JupyterLab provides a robust UI re-design of the classic Jupyter Notebook. The UI offers a more pleasing aesthetic, but it also comes with many features. These features are a great help for users to get their work done efficiently.
4. Now, click on the New drop-down button —> Python 3 to create a new Python 3 notebook document, as shown below.
Your browser redirects to a new page where you can start writing code in your notebook (step six).
5. Provide a name for your notebook (ATA Notebook) in the box and click on the Rename button.
Your new ATA Notebook will be saved in the directory where you started your JupyterLab server. In this case, the notebook is held in the ata user’s home directory.
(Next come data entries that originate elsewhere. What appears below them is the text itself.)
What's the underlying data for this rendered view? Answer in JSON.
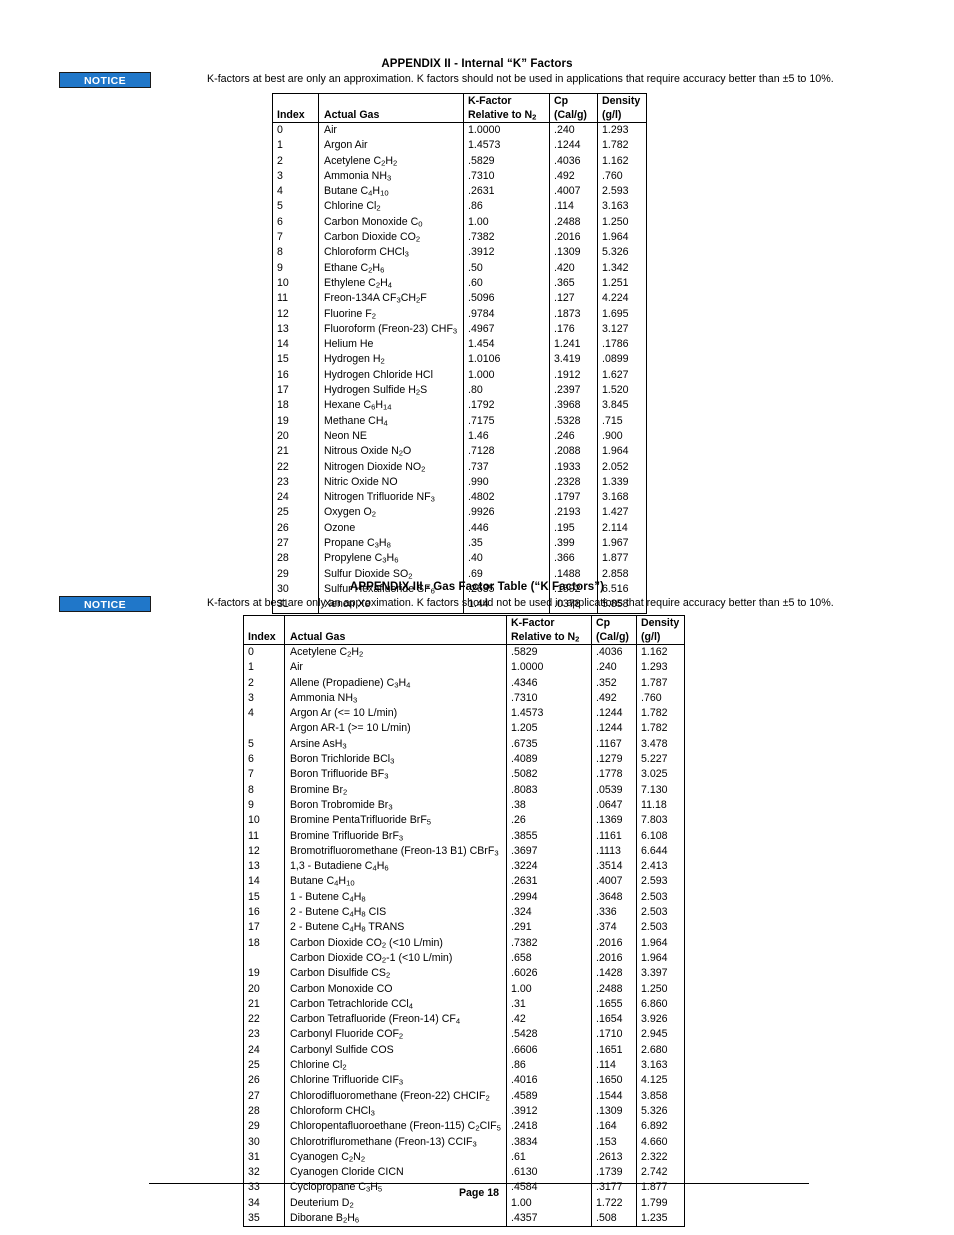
{
  "appendix2": {
    "title": "APPENDIX II - Internal “K” Factors",
    "notice_label": "NOTICE",
    "notice_text": "K-factors at best are only an approximation. K factors should not be used in applications that require accuracy better than ±5 to 10%.",
    "accent_color": "#2077c9",
    "columns": {
      "index": "Index",
      "gas": "Actual Gas",
      "kfactor_line1": "K-Factor",
      "kfactor_line2": "Relative to N",
      "kfactor_sub": "2",
      "cp_line1": "Cp",
      "cp_line2": "(Cal/g)",
      "density_line1": "Density",
      "density_line2": "(g/l)"
    },
    "rows": [
      {
        "index": "0",
        "gas": "Air",
        "formula": "",
        "kf": "1.0000",
        "cp": ".240",
        "density": "1.293"
      },
      {
        "index": "1",
        "gas": "Argon Air",
        "formula": "",
        "kf": "1.4573",
        "cp": ".1244",
        "density": "1.782"
      },
      {
        "index": "2",
        "gas": "Acetylene C",
        "formula": "2|H|2",
        "kf": ".5829",
        "cp": ".4036",
        "density": "1.162"
      },
      {
        "index": "3",
        "gas": "Ammonia NH",
        "formula": "3",
        "kf": ".7310",
        "cp": ".492",
        "density": ".760"
      },
      {
        "index": "4",
        "gas": "Butane C",
        "formula": "4|H|10",
        "kf": ".2631",
        "cp": ".4007",
        "density": "2.593"
      },
      {
        "index": "5",
        "gas": "Chlorine Cl",
        "formula": "2",
        "kf": ".86",
        "cp": ".114",
        "density": "3.163"
      },
      {
        "index": "6",
        "gas": "Carbon Monoxide C",
        "formula": "0",
        "kf": "1.00",
        "cp": ".2488",
        "density": "1.250"
      },
      {
        "index": "7",
        "gas": "Carbon Dioxide CO",
        "formula": "2",
        "kf": ".7382",
        "cp": ".2016",
        "density": "1.964"
      },
      {
        "index": "8",
        "gas": "Chloroform CHCl",
        "formula": "3",
        "kf": ".3912",
        "cp": ".1309",
        "density": "5.326"
      },
      {
        "index": "9",
        "gas": "Ethane C",
        "formula": "2|H|6",
        "kf": ".50",
        "cp": ".420",
        "density": "1.342"
      },
      {
        "index": "10",
        "gas": "Ethylene C",
        "formula": "2|H|4",
        "kf": ".60",
        "cp": ".365",
        "density": "1.251"
      },
      {
        "index": "11",
        "gas": "Freon-134A CF",
        "formula": "3|CH|2|F",
        "kf": ".5096",
        "cp": ".127",
        "density": "4.224"
      },
      {
        "index": "12",
        "gas": "Fluorine F",
        "formula": "2",
        "kf": ".9784",
        "cp": ".1873",
        "density": "1.695"
      },
      {
        "index": "13",
        "gas": "Fluoroform (Freon-23) CHF",
        "formula": "3",
        "kf": ".4967",
        "cp": ".176",
        "density": "3.127"
      },
      {
        "index": "14",
        "gas": "Helium He",
        "formula": "",
        "kf": "1.454",
        "cp": "1.241",
        "density": ".1786"
      },
      {
        "index": "15",
        "gas": "Hydrogen H",
        "formula": "2",
        "kf": "1.0106",
        "cp": "3.419",
        "density": ".0899"
      },
      {
        "index": "16",
        "gas": "Hydrogen Chloride HCl",
        "formula": "",
        "kf": "1.000",
        "cp": ".1912",
        "density": "1.627"
      },
      {
        "index": "17",
        "gas": "Hydrogen Sulfide H",
        "formula": "2|S",
        "kf": ".80",
        "cp": ".2397",
        "density": "1.520"
      },
      {
        "index": "18",
        "gas": "Hexane C",
        "formula": "6|H|14",
        "kf": ".1792",
        "cp": ".3968",
        "density": "3.845"
      },
      {
        "index": "19",
        "gas": "Methane CH",
        "formula": "4",
        "kf": ".7175",
        "cp": ".5328",
        "density": ".715"
      },
      {
        "index": "20",
        "gas": "Neon NE",
        "formula": "",
        "kf": "1.46",
        "cp": ".246",
        "density": ".900"
      },
      {
        "index": "21",
        "gas": "Nitrous Oxide N",
        "formula": "2|O",
        "kf": ".7128",
        "cp": ".2088",
        "density": "1.964"
      },
      {
        "index": "22",
        "gas": "Nitrogen Dioxide NO",
        "formula": "2",
        "kf": ".737",
        "cp": ".1933",
        "density": "2.052"
      },
      {
        "index": "23",
        "gas": "Nitric Oxide NO",
        "formula": "",
        "kf": ".990",
        "cp": ".2328",
        "density": "1.339"
      },
      {
        "index": "24",
        "gas": "Nitrogen Trifluoride NF",
        "formula": "3",
        "kf": ".4802",
        "cp": ".1797",
        "density": "3.168"
      },
      {
        "index": "25",
        "gas": "Oxygen O",
        "formula": "2",
        "kf": ".9926",
        "cp": ".2193",
        "density": "1.427"
      },
      {
        "index": "26",
        "gas": "Ozone",
        "formula": "",
        "kf": ".446",
        "cp": ".195",
        "density": "2.114"
      },
      {
        "index": "27",
        "gas": "Propane C",
        "formula": "3|H|8",
        "kf": ".35",
        "cp": ".399",
        "density": "1.967"
      },
      {
        "index": "28",
        "gas": "Propylene C",
        "formula": "3|H|6",
        "kf": ".40",
        "cp": ".366",
        "density": "1.877"
      },
      {
        "index": "29",
        "gas": "Sulfur Dioxide SO",
        "formula": "2",
        "kf": ".69",
        "cp": ".1488",
        "density": "2.858"
      },
      {
        "index": "30",
        "gas": "Sulfur Hexafluoride SF",
        "formula": "6",
        "kf": ".2635",
        "cp": ".1592",
        "density": "6.516"
      },
      {
        "index": "31",
        "gas": "Xenon Xe",
        "formula": "",
        "kf": "1.44",
        "cp": ".0378",
        "density": "5.858"
      }
    ]
  },
  "appendix3": {
    "title": "APPENDIX III - Gas Factor Table (“K Factors”)",
    "notice_label": "NOTICE",
    "notice_text": "K-factors at best are only an approximation. K factors should not be used in applications that require accuracy better than ±5 to 10%.",
    "accent_color": "#2077c9",
    "columns": {
      "index": "Index",
      "gas": "Actual Gas",
      "kfactor_line1": "K-Factor",
      "kfactor_line2": "Relative to N",
      "kfactor_sub": "2",
      "cp_line1": "Cp",
      "cp_line2": "(Cal/g)",
      "density_line1": "Density",
      "density_line2": "(g/l)"
    },
    "rows": [
      {
        "index": "0",
        "gas": "Acetylene C",
        "formula": "2|H|2",
        "kf": ".5829",
        "cp": ".4036",
        "density": "1.162"
      },
      {
        "index": "1",
        "gas": "Air",
        "formula": "",
        "kf": "1.0000",
        "cp": ".240",
        "density": "1.293"
      },
      {
        "index": "2",
        "gas": "Allene (Propadiene) C",
        "formula": "3|H|4",
        "kf": ".4346",
        "cp": ".352",
        "density": "1.787"
      },
      {
        "index": "3",
        "gas": "Ammonia NH",
        "formula": "3",
        "kf": ".7310",
        "cp": ".492",
        "density": ".760"
      },
      {
        "index": "4",
        "gas": "Argon Ar (<= 10 L/min)",
        "formula": "",
        "kf": "1.4573",
        "cp": ".1244",
        "density": "1.782"
      },
      {
        "index": "",
        "gas": "Argon AR-1 (>= 10 L/min)",
        "formula": "",
        "kf": "1.205",
        "cp": ".1244",
        "density": "1.782"
      },
      {
        "index": "5",
        "gas": "Arsine AsH",
        "formula": "3",
        "kf": ".6735",
        "cp": ".1167",
        "density": "3.478"
      },
      {
        "index": "6",
        "gas": "Boron Trichloride BCl",
        "formula": "3",
        "kf": ".4089",
        "cp": ".1279",
        "density": "5.227"
      },
      {
        "index": "7",
        "gas": "Boron Trifluoride BF",
        "formula": "3",
        "kf": ".5082",
        "cp": ".1778",
        "density": "3.025"
      },
      {
        "index": "8",
        "gas": "Bromine Br",
        "formula": "2",
        "kf": ".8083",
        "cp": ".0539",
        "density": "7.130"
      },
      {
        "index": "9",
        "gas": "Boron Trobromide Br",
        "formula": "3",
        "kf": ".38",
        "cp": ".0647",
        "density": "11.18"
      },
      {
        "index": "10",
        "gas": "Bromine PentaTrifluoride BrF",
        "formula": "5",
        "kf": ".26",
        "cp": ".1369",
        "density": "7.803"
      },
      {
        "index": "11",
        "gas": "Bromine Trifluoride BrF",
        "formula": "3",
        "kf": ".3855",
        "cp": ".1161",
        "density": "6.108"
      },
      {
        "index": "12",
        "gas": "Bromotrifluoromethane (Freon-13 B1) CBrF",
        "formula": "3",
        "kf": ".3697",
        "cp": ".1113",
        "density": "6.644"
      },
      {
        "index": "13",
        "gas": "1,3 - Butadiene C",
        "formula": "4|H|6",
        "kf": ".3224",
        "cp": ".3514",
        "density": "2.413"
      },
      {
        "index": "14",
        "gas": "Butane C",
        "formula": "4|H|10",
        "kf": ".2631",
        "cp": ".4007",
        "density": "2.593"
      },
      {
        "index": "15",
        "gas": "1 - Butene C",
        "formula": "4|H|8",
        "kf": ".2994",
        "cp": ".3648",
        "density": "2.503"
      },
      {
        "index": "16",
        "gas": "2 - Butene C",
        "formula": "4|H|8| CIS",
        "kf": ".324",
        "cp": ".336",
        "density": "2.503"
      },
      {
        "index": "17",
        "gas": "2 - Butene C",
        "formula": "4|H|8| TRANS",
        "kf": ".291",
        "cp": ".374",
        "density": "2.503"
      },
      {
        "index": "18",
        "gas": "Carbon Dioxide CO",
        "formula": "2| (<10 L/min)",
        "kf": ".7382",
        "cp": ".2016",
        "density": "1.964"
      },
      {
        "index": "",
        "gas": "Carbon Dioxide CO",
        "formula": "2|-1 (<10 L/min)",
        "kf": ".658",
        "cp": ".2016",
        "density": "1.964"
      },
      {
        "index": "19",
        "gas": "Carbon Disulfide CS",
        "formula": "2",
        "kf": ".6026",
        "cp": ".1428",
        "density": "3.397"
      },
      {
        "index": "20",
        "gas": "Carbon Monoxide CO",
        "formula": "",
        "kf": "1.00",
        "cp": ".2488",
        "density": "1.250"
      },
      {
        "index": "21",
        "gas": "Carbon Tetrachloride CCl",
        "formula": "4",
        "kf": ".31",
        "cp": ".1655",
        "density": "6.860"
      },
      {
        "index": "22",
        "gas": "Carbon Tetrafluoride (Freon-14) CF",
        "formula": "4",
        "kf": ".42",
        "cp": ".1654",
        "density": "3.926"
      },
      {
        "index": "23",
        "gas": "Carbonyl Fluoride COF",
        "formula": "2",
        "kf": ".5428",
        "cp": ".1710",
        "density": "2.945"
      },
      {
        "index": "24",
        "gas": "Carbonyl Sulfide COS",
        "formula": "",
        "kf": ".6606",
        "cp": ".1651",
        "density": "2.680"
      },
      {
        "index": "25",
        "gas": "Chlorine Cl",
        "formula": "2",
        "kf": ".86",
        "cp": ".114",
        "density": "3.163"
      },
      {
        "index": "26",
        "gas": "Chlorine Trifluoride CIF",
        "formula": "3",
        "kf": ".4016",
        "cp": ".1650",
        "density": "4.125"
      },
      {
        "index": "27",
        "gas": "Chlorodifluoromethane (Freon-22) CHCIF",
        "formula": "2",
        "kf": ".4589",
        "cp": ".1544",
        "density": "3.858"
      },
      {
        "index": "28",
        "gas": "Chloroform CHCl",
        "formula": "3",
        "kf": ".3912",
        "cp": ".1309",
        "density": "5.326"
      },
      {
        "index": "29",
        "gas": "Chloropentafluoroethane (Freon-115) C",
        "formula": "2|CIF|5",
        "kf": ".2418",
        "cp": ".164",
        "density": "6.892"
      },
      {
        "index": "30",
        "gas": "Chlorotrifluromethane (Freon-13) CCIF",
        "formula": "3",
        "kf": ".3834",
        "cp": ".153",
        "density": "4.660"
      },
      {
        "index": "31",
        "gas": "Cyanogen C",
        "formula": "2|N|2",
        "kf": ".61",
        "cp": ".2613",
        "density": "2.322"
      },
      {
        "index": "32",
        "gas": "Cyanogen Cloride CICN",
        "formula": "",
        "kf": ".6130",
        "cp": ".1739",
        "density": "2.742"
      },
      {
        "index": "33",
        "gas": "Cyclopropane C",
        "formula": "3|H|5",
        "kf": ".4584",
        "cp": ".3177",
        "density": "1.877"
      },
      {
        "index": "34",
        "gas": "Deuterium D",
        "formula": "2",
        "kf": "1.00",
        "cp": "1.722",
        "density": "1.799"
      },
      {
        "index": "35",
        "gas": "Diborane B",
        "formula": "2|H|6",
        "kf": ".4357",
        "cp": ".508",
        "density": "1.235"
      }
    ]
  },
  "footer": {
    "page_label": "Page 18"
  }
}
6. Navigate to the JupyterLab dashboard, and you’ll see the new notebook listed, as shown below.
Click on the ATA notebook to open it and start writing code.
7. Next, copy and paste the following code into your notebook, and press the Shift+Enter keys to execute the code.
This block code calculates the value of two squared (2²) and prints the result to the output cell.
x = 2 # Sets x value to 2 y = x**2 # Sets y value to the result of two squared (2²) print(y) # Prints the value of y
The output (4) will be displayed in the next cell, as shown below, which indicates your JupyterLab server is working correctly.
You can edit and re-execute the code cells to test out different values for x, then press CTRL+S to save the changes.
8. Lastly, return to the terminal window where your server is still running.
When you’re finished working with your JupyterLab server, press CTRL+C keys and enter Y to shut down the server.
In this tutorial, you’ve learned how to configure and install Jupyter Notebook on Ubuntu server. You’ve created a new Jupyter notebook document and wrote a sample code to test your JupyterLab is working.
At this point, you already have a fully functional JupyterLab server. But with this newfound knowledge, you can now develop data-driven applications and collaborate with other users on notebooks. Why not learn to analyze data, create charts and graphs, and much more?